#### [Your assignment]
Apart from the pictures, every entry should be reproduced exactly.

#### [Records for the exercise]

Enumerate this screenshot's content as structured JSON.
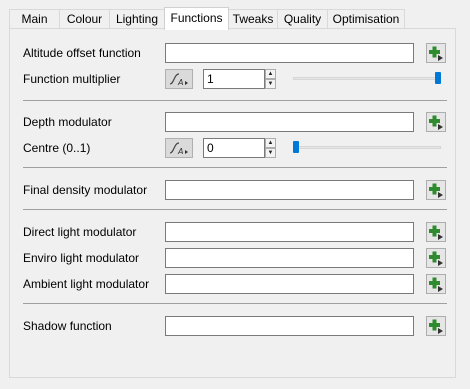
{
  "tabs": [
    {
      "label": "Main",
      "active": false
    },
    {
      "label": "Colour",
      "active": false
    },
    {
      "label": "Lighting",
      "active": false
    },
    {
      "label": "Functions",
      "active": true
    },
    {
      "label": "Tweaks",
      "active": false
    },
    {
      "label": "Quality",
      "active": false
    },
    {
      "label": "Optimisation",
      "active": false
    }
  ],
  "functions": {
    "altitude_offset": {
      "label": "Altitude offset function",
      "value": ""
    },
    "function_multiplier": {
      "label": "Function multiplier",
      "value": "1",
      "slider_fraction": 1.0
    },
    "depth_modulator": {
      "label": "Depth modulator",
      "value": ""
    },
    "centre": {
      "label": "Centre (0..1)",
      "value": "0",
      "slider_fraction": 0.0
    },
    "final_density_modulator": {
      "label": "Final density modulator",
      "value": ""
    },
    "direct_light_modulator": {
      "label": "Direct light modulator",
      "value": ""
    },
    "enviro_light_modulator": {
      "label": "Enviro light modulator",
      "value": ""
    },
    "ambient_light_modulator": {
      "label": "Ambient light modulator",
      "value": ""
    },
    "shadow_function": {
      "label": "Shadow function",
      "value": ""
    }
  },
  "icons": {
    "add": "add-plus-icon",
    "curve": "function-curve-icon",
    "spin_up": "spin-up-arrow-icon",
    "spin_down": "spin-down-arrow-icon"
  },
  "colors": {
    "accent": "#0078d7",
    "add_icon": "#2e8b2e"
  }
}
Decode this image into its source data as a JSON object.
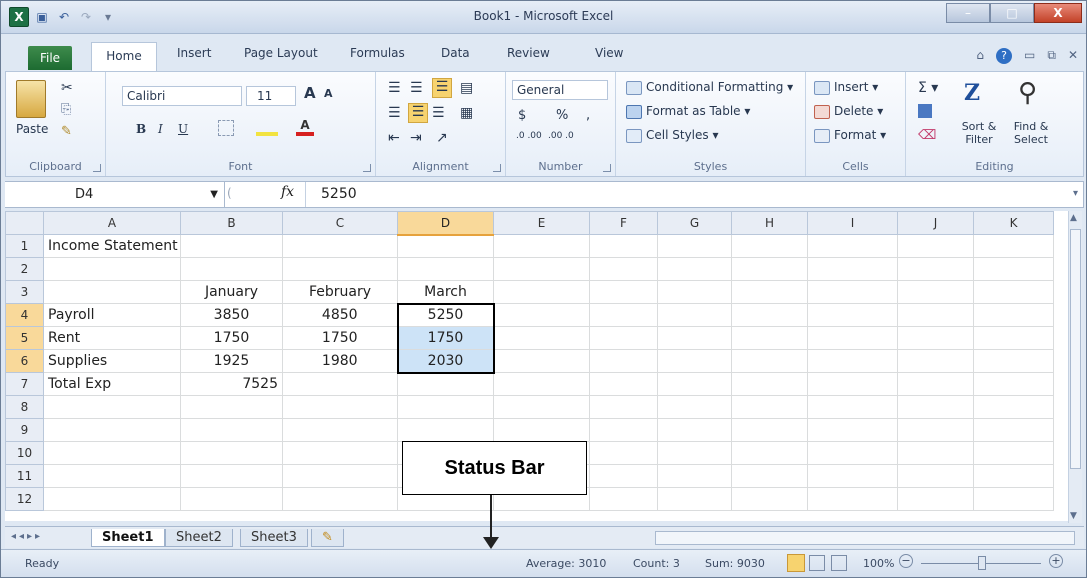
{
  "window": {
    "title": "Book1  -  Microsoft Excel",
    "logo": "X",
    "min_label": "–",
    "max_label": "□",
    "close_label": "X"
  },
  "tabs": {
    "file": "File",
    "items": [
      "Home",
      "Insert",
      "Page Layout",
      "Formulas",
      "Data",
      "Review",
      "View"
    ]
  },
  "ribbon": {
    "clipboard": {
      "label": "Clipboard",
      "paste": "Paste"
    },
    "font": {
      "label": "Font",
      "name": "Calibri",
      "size": "11",
      "bold": "B",
      "italic": "I",
      "underline": "U",
      "grow": "A",
      "shrink": "A"
    },
    "alignment": {
      "label": "Alignment"
    },
    "number": {
      "label": "Number",
      "format": "General",
      "currency": "$",
      "percent": "%",
      "comma": ",",
      "inc": ".0 .00",
      "dec": ".00 .0"
    },
    "styles": {
      "label": "Styles",
      "conditional": "Conditional Formatting",
      "table": "Format as Table",
      "cell": "Cell Styles"
    },
    "cells": {
      "label": "Cells",
      "insert": "Insert",
      "delete": "Delete",
      "format": "Format"
    },
    "editing": {
      "label": "Editing",
      "sum": "Σ",
      "sort": "Sort & Filter",
      "find": "Find & Select"
    }
  },
  "formula_bar": {
    "name_box": "D4",
    "fx": "fx",
    "value": "5250"
  },
  "grid": {
    "columns": [
      "A",
      "B",
      "C",
      "D",
      "E",
      "F",
      "G",
      "H",
      "I",
      "J",
      "K"
    ],
    "rows": [
      {
        "num": "1",
        "A": "Income Statement",
        "B": "",
        "C": "",
        "D": ""
      },
      {
        "num": "2",
        "A": "",
        "B": "",
        "C": "",
        "D": ""
      },
      {
        "num": "3",
        "A": "",
        "B": "January",
        "C": "February",
        "D": "March"
      },
      {
        "num": "4",
        "A": "Payroll",
        "B": "3850",
        "C": "4850",
        "D": "5250"
      },
      {
        "num": "5",
        "A": "Rent",
        "B": "1750",
        "C": "1750",
        "D": "1750"
      },
      {
        "num": "6",
        "A": "Supplies",
        "B": "1925",
        "C": "1980",
        "D": "2030"
      },
      {
        "num": "7",
        "A": "Total Exp",
        "B": "7525",
        "C": "",
        "D": ""
      },
      {
        "num": "8",
        "A": "",
        "B": "",
        "C": "",
        "D": ""
      },
      {
        "num": "9",
        "A": "",
        "B": "",
        "C": "",
        "D": ""
      },
      {
        "num": "10",
        "A": "",
        "B": "",
        "C": "",
        "D": ""
      },
      {
        "num": "11",
        "A": "",
        "B": "",
        "C": "",
        "D": ""
      },
      {
        "num": "12",
        "A": "",
        "B": "",
        "C": "",
        "D": ""
      }
    ]
  },
  "sheets": [
    "Sheet1",
    "Sheet2",
    "Sheet3"
  ],
  "status": {
    "ready": "Ready",
    "average": "Average: 3010",
    "count": "Count: 3",
    "sum": "Sum: 9030",
    "zoom": "100%"
  },
  "callout": "Status Bar"
}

#### [Task result]
Enumerate this screenshot's content as structured JSON.
{
  "tabs": [
    {
      "label": "Main",
      "active": false
    },
    {
      "label": "Colour",
      "active": false
    },
    {
      "label": "Lighting",
      "active": false
    },
    {
      "label": "Functions",
      "active": true
    },
    {
      "label": "Tweaks",
      "active": false
    },
    {
      "label": "Quality",
      "active": false
    },
    {
      "label": "Optimisation",
      "active": false
    }
  ],
  "functions": {
    "altitude_offset": {
      "label": "Altitude offset function",
      "value": ""
    },
    "function_multiplier": {
      "label": "Function multiplier",
      "value": "1",
      "slider_fraction": 1.0
    },
    "depth_modulator": {
      "label": "Depth modulator",
      "value": ""
    },
    "centre": {
      "label": "Centre (0..1)",
      "value": "0",
      "slider_fraction": 0.0
    },
    "final_density_modulator": {
      "label": "Final density modulator",
      "value": ""
    },
    "direct_light_modulator": {
      "label": "Direct light modulator",
      "value": ""
    },
    "enviro_light_modulator": {
      "label": "Enviro light modulator",
      "value": ""
    },
    "ambient_light_modulator": {
      "label": "Ambient light modulator",
      "value": ""
    },
    "shadow_function": {
      "label": "Shadow function",
      "value": ""
    }
  },
  "icons": {
    "add": "add-plus-icon",
    "curve": "function-curve-icon",
    "spin_up": "spin-up-arrow-icon",
    "spin_down": "spin-down-arrow-icon"
  },
  "colors": {
    "accent": "#0078d7",
    "add_icon": "#2e8b2e"
  }
}
Decode this image into its source data as a JSON object.
{
  "window": {
    "title": "Book1  -  Microsoft Excel",
    "logo": "X",
    "min_label": "–",
    "max_label": "□",
    "close_label": "X"
  },
  "tabs": {
    "file": "File",
    "items": [
      "Home",
      "Insert",
      "Page Layout",
      "Formulas",
      "Data",
      "Review",
      "View"
    ]
  },
  "ribbon": {
    "clipboard": {
      "label": "Clipboard",
      "paste": "Paste"
    },
    "font": {
      "label": "Font",
      "name": "Calibri",
      "size": "11",
      "bold": "B",
      "italic": "I",
      "underline": "U",
      "grow": "A",
      "shrink": "A"
    },
    "alignment": {
      "label": "Alignment"
    },
    "number": {
      "label": "Number",
      "format": "General",
      "currency": "$",
      "percent": "%",
      "comma": ",",
      "inc": ".0 .00",
      "dec": ".00 .0"
    },
    "styles": {
      "label": "Styles",
      "conditional": "Conditional Formatting",
      "table": "Format as Table",
      "cell": "Cell Styles"
    },
    "cells": {
      "label": "Cells",
      "insert": "Insert",
      "delete": "Delete",
      "format": "Format"
    },
    "editing": {
      "label": "Editing",
      "sum": "Σ",
      "sort": "Sort & Filter",
      "find": "Find & Select"
    }
  },
  "formula_bar": {
    "name_box": "D4",
    "fx": "fx",
    "value": "5250"
  },
  "grid": {
    "columns": [
      "A",
      "B",
      "C",
      "D",
      "E",
      "F",
      "G",
      "H",
      "I",
      "J",
      "K"
    ],
    "rows": [
      {
        "num": "1",
        "A": "Income Statement",
        "B": "",
        "C": "",
        "D": ""
      },
      {
        "num": "2",
        "A": "",
        "B": "",
        "C": "",
        "D": ""
      },
      {
        "num": "3",
        "A": "",
        "B": "January",
        "C": "February",
        "D": "March"
      },
      {
        "num": "4",
        "A": "Payroll",
        "B": "3850",
        "C": "4850",
        "D": "5250"
      },
      {
        "num": "5",
        "A": "Rent",
        "B": "1750",
        "C": "1750",
        "D": "1750"
      },
      {
        "num": "6",
        "A": "Supplies",
        "B": "1925",
        "C": "1980",
        "D": "2030"
      },
      {
        "num": "7",
        "A": "Total Exp",
        "B": "7525",
        "C": "",
        "D": ""
      },
      {
        "num": "8",
        "A": "",
        "B": "",
        "C": "",
        "D": ""
      },
      {
        "num": "9",
        "A": "",
        "B": "",
        "C": "",
        "D": ""
      },
      {
        "num": "10",
        "A": "",
        "B": "",
        "C": "",
        "D": ""
      },
      {
        "num": "11",
        "A": "",
        "B": "",
        "C": "",
        "D": ""
      },
      {
        "num": "12",
        "A": "",
        "B": "",
        "C": "",
        "D": ""
      }
    ]
  },
  "sheets": [
    "Sheet1",
    "Sheet2",
    "Sheet3"
  ],
  "status": {
    "ready": "Ready",
    "average": "Average: 3010",
    "count": "Count: 3",
    "sum": "Sum: 9030",
    "zoom": "100%"
  },
  "callout": "Status Bar"
}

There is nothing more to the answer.